Curve and our clients are thinking more and more about ways in which we can work sustainably .. in a series of blog posts Laura explores new uses of materials and products which are paving the way for a more eco future!
Cork is a material we have been aware of all our lives but have you ever imagined it being used within interiors beyond the classic cork notice board? As we strive for more sustainable solutions within interior design, designers are experimenting with new and old materials to break the mould of the stereotypical eco-friendly design.
British designer Jasper Morrison exhibited a series of furniture items made from Cork at New York’s Kasmin gallery, pushing the boundaries from his usual industrial style designs. Morrison decided to experiment with cork due to its atmospheric and functional qualities – key design components for a furniture piece with a long-life cycle. He created furniture from book shelves to a fireplace surround.
Cork is harvested from the Cork Oak tree. The outer bark is stripped from the trees without cutting them down. This method allows the plant to continue capturing carbon and as a result makes the material effectively carbon negative. Cork is sound absorbent, fireproof, waterproof and amazingly light, making it the perfect material for furniture.
Another acclaimed designer Tom Dixon released a series of furniture made from cork that has been charred to give it a deep brown colour, somewhat disguising its natural appearance and steering away from a Scandinavian aesthetic. For Dixon’s furniture he bound Cork with a small amount of polyurethane resin to increase the durability of the material which was reduced during its charring process.

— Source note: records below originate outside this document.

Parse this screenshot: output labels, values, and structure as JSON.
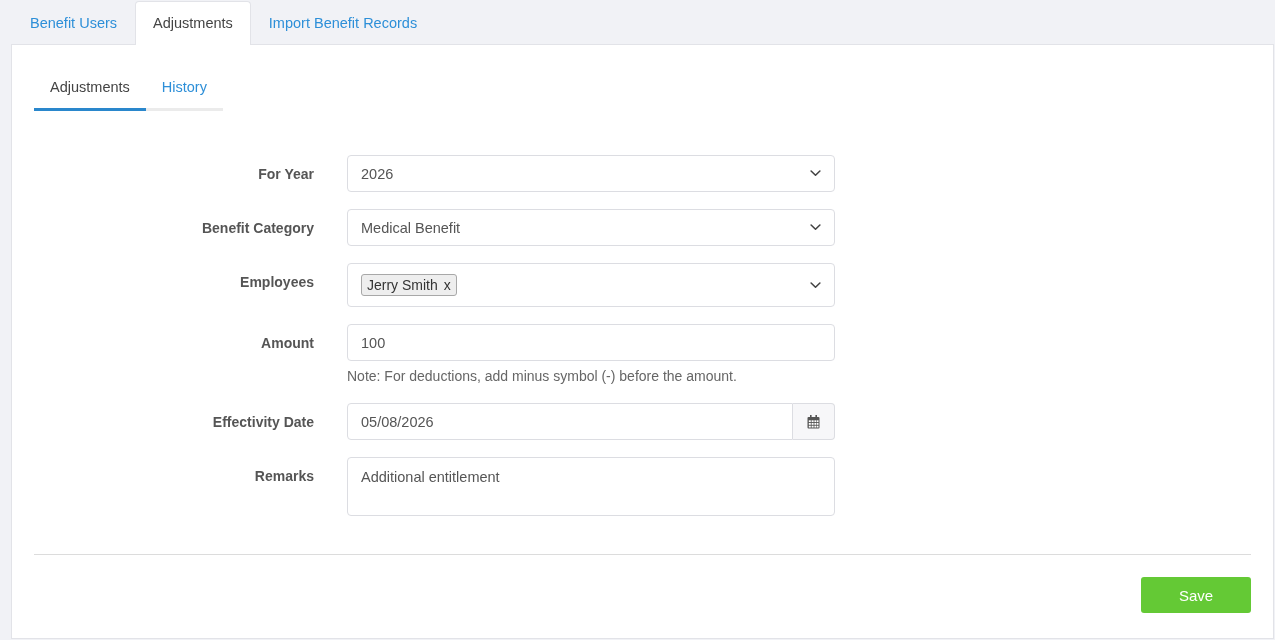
{
  "top_tabs": [
    {
      "label": "Benefit Users",
      "selected": false
    },
    {
      "label": "Adjustments",
      "selected": true
    },
    {
      "label": "Import Benefit Records",
      "selected": false
    }
  ],
  "sub_tabs": [
    {
      "label": "Adjustments",
      "selected": true
    },
    {
      "label": "History",
      "selected": false
    }
  ],
  "form": {
    "fields": [
      {
        "kind": "select",
        "label": "For Year",
        "value": "2026"
      },
      {
        "kind": "select",
        "label": "Benefit Category",
        "value": "Medical Benefit"
      },
      {
        "kind": "multiselect",
        "label": "Employees",
        "tags": [
          {
            "label": "Jerry Smith",
            "remove": "x"
          }
        ]
      },
      {
        "kind": "text",
        "label": "Amount",
        "value": "100",
        "note": "Note: For deductions, add minus symbol (-) before the amount."
      },
      {
        "kind": "date",
        "label": "Effectivity Date",
        "value": "05/08/2026"
      },
      {
        "kind": "textarea",
        "label": "Remarks",
        "value": "Additional entitlement"
      }
    ]
  },
  "buttons": [
    {
      "label": "Save"
    }
  ]
}
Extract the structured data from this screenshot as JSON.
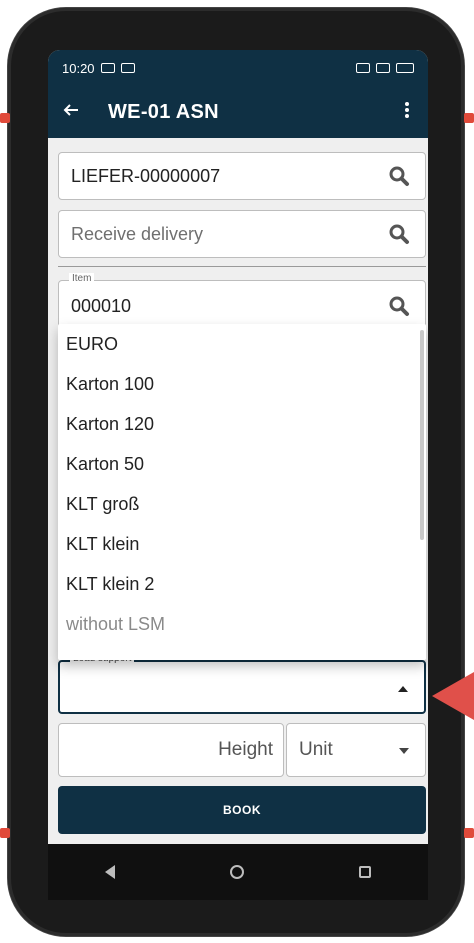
{
  "status_bar": {
    "time": "10:20"
  },
  "toolbar": {
    "title": "WE-01 ASN",
    "back_icon": "arrow-left-icon",
    "more_icon": "more-vert-icon"
  },
  "fields": {
    "supplier_value": "LIEFER-00000007",
    "receive_placeholder": "Receive delivery",
    "item_label": "Item",
    "item_value": "000010",
    "load_support_label": "Load support",
    "height_placeholder": "Height",
    "unit_value": "Unit"
  },
  "dropdown": {
    "options": [
      "EURO",
      "Karton 100",
      "Karton 120",
      "Karton 50",
      "KLT groß",
      "KLT klein",
      "KLT klein 2",
      "without LSM"
    ]
  },
  "actions": {
    "book_label": "BOOK"
  },
  "colors": {
    "primary": "#0f3044",
    "accent_arrow": "#e0504a"
  }
}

The resin element does not reduce the products ability to be continually recycled and as a result there is no waste in the process.